There are very few bands in the country who would even consider putting on an arena-sized show in a pub, but Ward XVI is not an ordinary band. Having built up their reputation on two sterling albums and some inventive, theatrical performances, the inmates of Whittingham Asylum bring their latest mind-bending tour to venues throughout the land, and you can’t help but be impressed by the ambition and lunacy of it all.
Ward XVI. The Brickmakers, Norwich. 14 April 2022
Words: Paul Monkhouse
Photography: Steve Ritchie
Originally planned to coincide with the release of sophomore platter Metamorphosis, this nationwide jaunt sees the band playing the acclaimed album in full, complete with a full production that sees props, mannequins and monsters aplenty.
It’s a lot to fit into the small stage and low ceiling of the Brickmakers 2 venue, but, if anything, this lack of space makes things even grander and more immersive.
The stage was a riot of black and white bathed in purple light. The spoken word scene-setting Retrogression played over the speakers before the sound of a baby crying cuts through, and the haunting and warped merry-go-round music starts.
Clutching a teddy bear, Psychoberrie walks onstage from one of the large cabinets placed at the sides, the band easing into the gentle swing of Cradle Song, its sing-song intro morphing into something nothing short of epic. It’s an incredibly strong opening, full of drama as the vocals are full of nuance and power, the guitar work and solo by Dr Von Stottenstein earthshaking.
The nightmarish Mr Babadook sees the creature of the night emerging from the wings, taunting the sleeping girl in bed as we follow her story arc from babe in arms to the unhinged woman she would become.
Each layer as it builds adds its own horror, the shock rock akin to something that mixes the darkness of early, prime Alice Cooper with touches of Iron Maiden’s skill with heavy, prog-rock instrumentation. Broken Toys is a 1000mph twirling helter-skelter that switches to the grinding and smashing force of Imago, at its core, a sweet but poisonous confection.
The mental breakdown of the matricide anthem A Goodnight Shot is starkly portrayed, the drums of Bam Bam Bedlam and bass of Wolfy Huntsman adding a bone-breaking punch to the tableau.
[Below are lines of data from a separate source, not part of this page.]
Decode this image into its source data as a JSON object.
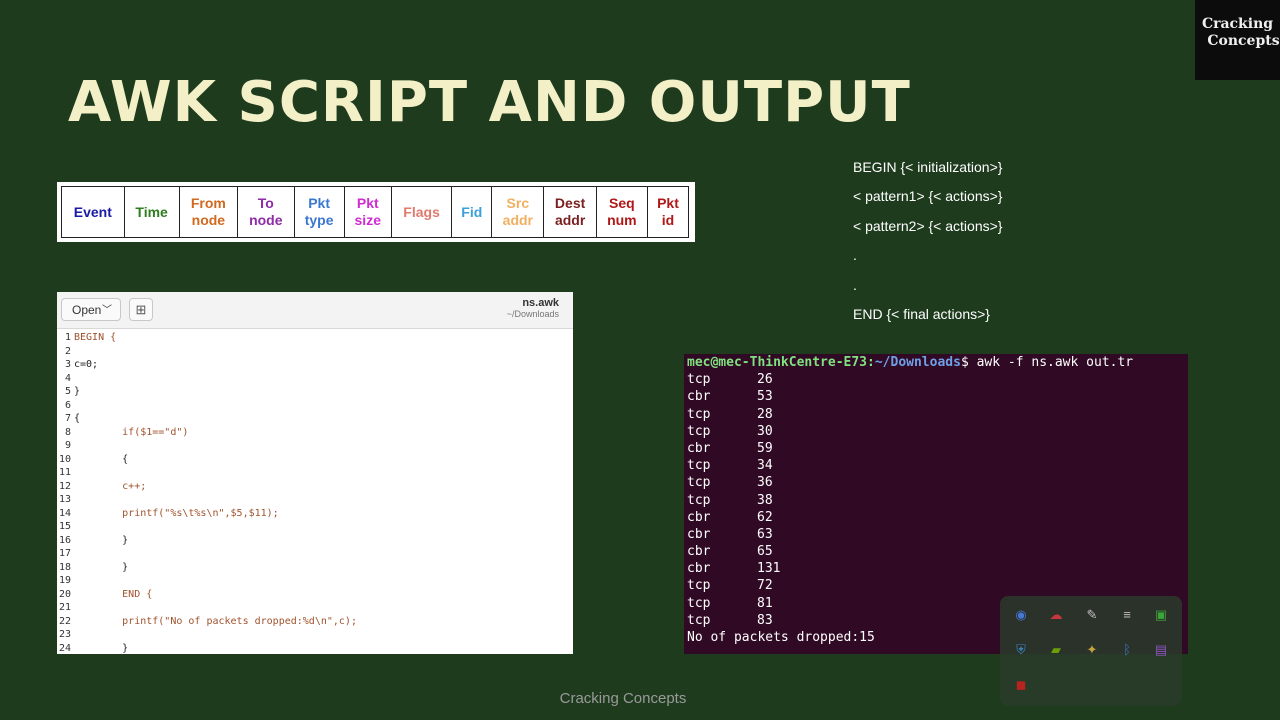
{
  "slide": {
    "title": "AWK SCRIPT AND OUTPUT",
    "footer": "Cracking Concepts"
  },
  "logo": {
    "line1": "Cracking",
    "line2": "Concepts"
  },
  "trace_fields": [
    {
      "line1": "Event",
      "line2": "",
      "color": "#1a1aa6"
    },
    {
      "line1": "Time",
      "line2": "",
      "color": "#2e7d1e"
    },
    {
      "line1": "From",
      "line2": "node",
      "color": "#d2691e"
    },
    {
      "line1": "To",
      "line2": "node",
      "color": "#8e2ba8"
    },
    {
      "line1": "Pkt",
      "line2": "type",
      "color": "#3a78d0"
    },
    {
      "line1": "Pkt",
      "line2": "size",
      "color": "#d02bd0"
    },
    {
      "line1": "Flags",
      "line2": "",
      "color": "#e07a6e"
    },
    {
      "line1": "Fid",
      "line2": "",
      "color": "#3aa0d8"
    },
    {
      "line1": "Src",
      "line2": "addr",
      "color": "#f0b060"
    },
    {
      "line1": "Dest",
      "line2": "addr",
      "color": "#7a1e1e"
    },
    {
      "line1": "Seq",
      "line2": "num",
      "color": "#b01818"
    },
    {
      "line1": "Pkt",
      "line2": "id",
      "color": "#b01818"
    }
  ],
  "syntax": [
    "BEGIN {< initialization>}",
    "< pattern1> {< actions>}",
    "< pattern2> {< actions>}",
    ".",
    ".",
    "END {< final actions>}"
  ],
  "editor": {
    "open_label": "Open",
    "filename": "ns.awk",
    "filepath": "~/Downloads",
    "lines": [
      "BEGIN {",
      "",
      "c=0;",
      "",
      "}",
      "",
      "{",
      "        if($1==\"d\")",
      "",
      "        {",
      "",
      "        c++;",
      "",
      "        printf(\"%s\\t%s\\n\",$5,$11);",
      "",
      "        }",
      "",
      "        }",
      "",
      "        END {",
      "",
      "        printf(\"No of packets dropped:%d\\n\",c);",
      "",
      "        }"
    ]
  },
  "terminal": {
    "user_host": "mec@mec-ThinkCentre-E73",
    "path": "~/Downloads",
    "command": "awk -f ns.awk out.tr",
    "rows": [
      {
        "type": "tcp",
        "value": "26"
      },
      {
        "type": "cbr",
        "value": "53"
      },
      {
        "type": "tcp",
        "value": "28"
      },
      {
        "type": "tcp",
        "value": "30"
      },
      {
        "type": "cbr",
        "value": "59"
      },
      {
        "type": "tcp",
        "value": "34"
      },
      {
        "type": "tcp",
        "value": "36"
      },
      {
        "type": "tcp",
        "value": "38"
      },
      {
        "type": "cbr",
        "value": "62"
      },
      {
        "type": "cbr",
        "value": "63"
      },
      {
        "type": "cbr",
        "value": "65"
      },
      {
        "type": "cbr",
        "value": "131"
      },
      {
        "type": "tcp",
        "value": "72"
      },
      {
        "type": "tcp",
        "value": "81"
      },
      {
        "type": "tcp",
        "value": "83"
      }
    ],
    "summary": "No of packets dropped:15"
  },
  "tray_icons": [
    {
      "name": "chrome-icon",
      "glyph": "◉",
      "color": "#4a8af4"
    },
    {
      "name": "cloud-off-icon",
      "glyph": "☁",
      "color": "#e04040"
    },
    {
      "name": "pen-icon",
      "glyph": "✎",
      "color": "#dddddd"
    },
    {
      "name": "cast-icon",
      "glyph": "≡",
      "color": "#dddddd"
    },
    {
      "name": "app-green-icon",
      "glyph": "▣",
      "color": "#3fbf3f"
    },
    {
      "name": "shield-icon",
      "glyph": "⛨",
      "color": "#3a9ae0"
    },
    {
      "name": "nvidia-icon",
      "glyph": "▰",
      "color": "#76b900"
    },
    {
      "name": "color-picker-icon",
      "glyph": "✦",
      "color": "#e0c040"
    },
    {
      "name": "bluetooth-icon",
      "glyph": "ᛒ",
      "color": "#3a8ae0"
    },
    {
      "name": "onenote-icon",
      "glyph": "▤",
      "color": "#a060e0"
    },
    {
      "name": "mcafee-icon",
      "glyph": "◼",
      "color": "#d02020"
    }
  ]
}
There’s an exotic flavour of the Far East to Burn The Witch and yet more scorching fretwork before things are shaken up again on the punky thrash of Catch Me If You Can and closing desperate cry Shadows, the suitably huge climax that brought things to an audio-visual crescendo.
Following the emotional wringer of the album, Psychoberrie announces it’s time to party, and a tumultuous Cry Of The Siren and the mad can-can of Toybox later, all that is left is to mop up the blood, sweat and greasepaint.
In a show full of such a carnival of horrors, the sight of huge beasts prowling through the audience, a nine-foot-tall Mother and a multitude of other delights, Ward XVI have transformed the humble gig into something extraordinary and certainly not seen on this scale for many, many years, if at all.
What they do next is anyone’s guess, but you can be sure it’ll be something special.
One of the most entertaining, inventive and hardworking bands in the country, there seems no limit to what Ward XVI can achieve when they set their brilliant and twisted minds to it.